The grownups have all sorts to do – try and calm down the locals, unconvincingly flirt (Nicholls and Rohm, for two such attractive people, have zero onscreen chemistry, and Nicholls is maybe the weirdest kisser I’ve ever seen on camera) and eventually go back to the lake to look for their missing children. The three storylines eventually merge again, and the only thing left to wonder about is who’s going to die before the final wisecrack is issued over the final corpse of the final croc (apart, of course, from the one who appears right at the end, as they always do in films like this, just to let everyone know this series will go on as long as there are people willing to pay to see it).
The bit in the middle, where the humans are trying to avoid the crocodiles, is just boring. The CGI animals have no weight to them, and can neither be heard nor seen til its too late, robbing every scene of any drama or tension. The film itself doesn’t seem that bothered, with continuity errors aplenty and one scene where our heroes are rescued by a boat and a harpoon gun, manned by three people we’ve never seen before and don’t see again (I can only guess they’re stunt doubles who they were expecting would be further away from the camera). Yancy Butler makes a reference to “Lake Placid”, despite the fact none of the films in the series are actually set on Lake Placid, it was just a cool title for the first one. Someone is eaten by piranhas at one point, it would seem, despite…you get the idea. Two of the main cast (Nicholls and Caroline Ford) are English, but speak with American accents, despite there being another character with an English accent in the film.

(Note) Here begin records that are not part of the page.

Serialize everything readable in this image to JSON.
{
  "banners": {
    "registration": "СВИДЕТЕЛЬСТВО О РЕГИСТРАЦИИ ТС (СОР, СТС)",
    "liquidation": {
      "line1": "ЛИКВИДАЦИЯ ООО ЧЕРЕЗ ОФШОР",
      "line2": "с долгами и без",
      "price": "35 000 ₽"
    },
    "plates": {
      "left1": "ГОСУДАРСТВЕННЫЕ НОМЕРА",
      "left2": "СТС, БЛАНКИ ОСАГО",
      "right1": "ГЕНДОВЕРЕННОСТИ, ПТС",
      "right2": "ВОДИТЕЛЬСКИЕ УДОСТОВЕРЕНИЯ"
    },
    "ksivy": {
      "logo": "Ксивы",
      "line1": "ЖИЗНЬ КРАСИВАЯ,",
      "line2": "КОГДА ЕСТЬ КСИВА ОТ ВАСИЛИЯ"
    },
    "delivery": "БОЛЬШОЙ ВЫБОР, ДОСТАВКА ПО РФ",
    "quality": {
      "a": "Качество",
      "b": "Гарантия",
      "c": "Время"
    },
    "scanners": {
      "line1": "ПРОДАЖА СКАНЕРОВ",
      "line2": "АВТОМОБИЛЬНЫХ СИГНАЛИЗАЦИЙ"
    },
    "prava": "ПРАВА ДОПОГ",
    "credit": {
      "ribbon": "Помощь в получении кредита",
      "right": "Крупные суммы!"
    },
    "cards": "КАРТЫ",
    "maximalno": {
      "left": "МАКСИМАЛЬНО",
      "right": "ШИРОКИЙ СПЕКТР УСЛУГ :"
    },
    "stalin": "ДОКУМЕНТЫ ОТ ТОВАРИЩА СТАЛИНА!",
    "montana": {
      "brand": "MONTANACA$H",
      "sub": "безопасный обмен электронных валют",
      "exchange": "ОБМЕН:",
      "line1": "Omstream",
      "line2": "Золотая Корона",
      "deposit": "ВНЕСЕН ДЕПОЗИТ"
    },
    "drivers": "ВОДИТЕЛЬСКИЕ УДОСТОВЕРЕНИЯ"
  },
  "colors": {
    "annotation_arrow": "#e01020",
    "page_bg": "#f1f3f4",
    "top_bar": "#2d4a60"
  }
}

It’s not all bad, though. Despite my monster-sized Rohm crush, most of the eye candy in this film is of the male variety, a refreshing change. Actually, looking back through my notes, that’s pretty much the only positive I can find. Plenty of acting talent wasted (including Caroline Ford, one of the teenagers, who did a lot with the little she was given) on what I now hope is the end of the series.